Bates’ Africana program offers five plays during Black History Month that use historical events as a springboard to explore white oppression and black resistance.
Four were written by Lecturer in Theater Clifford Odle, who also teaches in the college’s Africana program. Each is based on actual incidents involving African American slaves in 18th-century New England. The fifth play, Janice Liddell’s Who Will Sing for Lena?, will be performed by Jes Washington ’13.
Noon, Feb. 6, Commons Fireplace Lounge
Part I: Blood in the Revolution — “According to Mark”

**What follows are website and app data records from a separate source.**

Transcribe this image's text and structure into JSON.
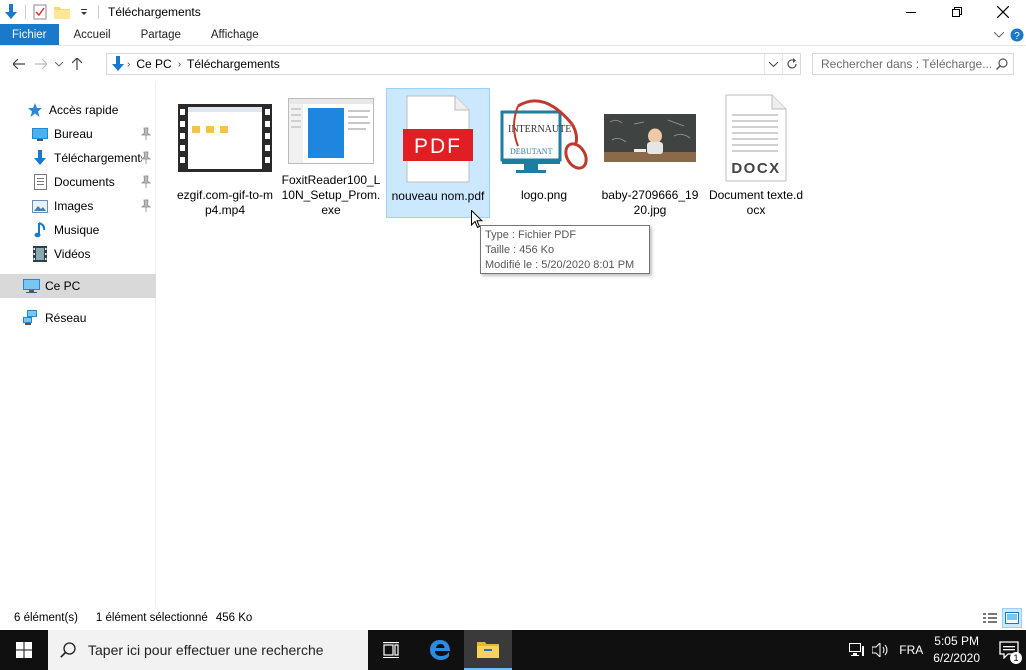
{
  "window": {
    "title": "Téléchargements"
  },
  "ribbon": {
    "tabs": [
      "Fichier",
      "Accueil",
      "Partage",
      "Affichage"
    ]
  },
  "address": {
    "crumbs": [
      "Ce PC",
      "Téléchargements"
    ]
  },
  "search": {
    "placeholder": "Rechercher dans : Télécharge..."
  },
  "sidebar": {
    "items": [
      {
        "label": "Accès rapide",
        "icon": "star-icon",
        "pinned": false
      },
      {
        "label": "Bureau",
        "icon": "desktop-icon",
        "pinned": true
      },
      {
        "label": "Téléchargements",
        "icon": "download-icon",
        "pinned": true
      },
      {
        "label": "Documents",
        "icon": "document-icon",
        "pinned": true
      },
      {
        "label": "Images",
        "icon": "image-icon",
        "pinned": true
      },
      {
        "label": "Musique",
        "icon": "music-icon",
        "pinned": false
      },
      {
        "label": "Vidéos",
        "icon": "video-icon",
        "pinned": false
      },
      {
        "label": "Ce PC",
        "icon": "computer-icon",
        "pinned": false,
        "selected": true
      },
      {
        "label": "Réseau",
        "icon": "network-icon",
        "pinned": false
      }
    ]
  },
  "files": [
    {
      "name": "ezgif.com-gif-to-mp4.mp4",
      "kind": "video"
    },
    {
      "name": "FoxitReader100_L10N_Setup_Prom.exe",
      "kind": "exe"
    },
    {
      "name": "nouveau nom.pdf",
      "kind": "pdf",
      "selected": true
    },
    {
      "name": "logo.png",
      "kind": "png"
    },
    {
      "name": "baby-2709666_1920.jpg",
      "kind": "jpg"
    },
    {
      "name": "Document texte.docx",
      "kind": "docx"
    }
  ],
  "thumbnails": {
    "pdf_label": "PDF",
    "docx_label": "DOCX",
    "logo_line1": "INTERNAUTE",
    "logo_line2": "DEBUTANT"
  },
  "tooltip": {
    "type": "Type : Fichier PDF",
    "size": "Taille : 456 Ko",
    "modified": "Modifié le : 5/20/2020 8:01 PM"
  },
  "status": {
    "count": "6 élément(s)",
    "selected": "1 élément sélectionné",
    "size": "456 Ko"
  },
  "taskbar": {
    "search_placeholder": "Taper ici pour effectuer une recherche",
    "lang": "FRA",
    "time": "5:05 PM",
    "date": "6/2/2020",
    "notification_count": "1"
  },
  "colors": {
    "accent": "#1979ca",
    "selection": "#cce8ff",
    "taskbar": "#101010",
    "pdf_red": "#e01e24"
  }
}
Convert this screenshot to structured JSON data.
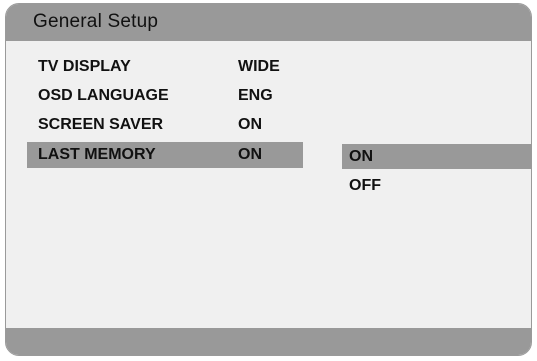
{
  "window": {
    "title": "General Setup"
  },
  "settings": [
    {
      "label": "TV DISPLAY",
      "value": "WIDE"
    },
    {
      "label": "OSD LANGUAGE",
      "value": "ENG"
    },
    {
      "label": "SCREEN SAVER",
      "value": "ON"
    },
    {
      "label": "LAST MEMORY",
      "value": "ON"
    }
  ],
  "options": [
    {
      "label": "ON"
    },
    {
      "label": "OFF"
    }
  ],
  "colors": {
    "panel_background": "#f0f0f0",
    "highlight": "#999999",
    "text": "#111111"
  }
}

Part of the larger work Blood in the Revolution, this 10-minute play reading was first in a series of four plays by Lecturer in Theater Cliff Odle marking Black History Month at Bates. The title character “was a slave who could read and was looking for a way to free himself from an oppressive master,” says Odle. “And he felt the Bible provided a path to murdering him as long as he didn’t spill blood.”
Noon, Feb. 10, Fireplace Lounge, Commons
Part II: Blood in the Revolution — “Witness to a Massacre”
This 10-minute play reading deals with an educated slave named Andrew who was an important witness to the Boston Massacre, the 1770 killing of several colonists by British troops.
Who Will Sing for Lena?
Jessica Washington ’13 returns to Bates to perform Janice Liddell’s one-woman show, Who Will Sing for Lena?
The play is about Lena Mae Baker, a domestic worker from Georgia who shot and killed her white employer in 1944 in self-defense and became the first and only woman executed in Georgia’s electric chair.
Noon, Feb. 14, Fireplace Lounge, Commons
Part III: Blood in the Revolution — “A Suit Made of Freedom”
This 10-minute play reading focuses on a woman named Mum Bett, aka Elizabeth Freeman, who successfully won her freedom from slavery in a 1780 court case in Massachusetts.
5pm, Feb. 27, Gannett Theater, 103 Pettigrew Hall
A Deerfield Homecoming
This 90-minute play combines and fictionalizes two separate historical episodes that took place in Deerfield, Mass. One involves Eunice Williams, an English colonist who was kidnapped by the French and the Mohawks as a child and became assimilated into Mohawk society. The other is about Lucy Terry, a slave whose ballad poem “Bars Fight” is considered the oldest known literary work by an African American.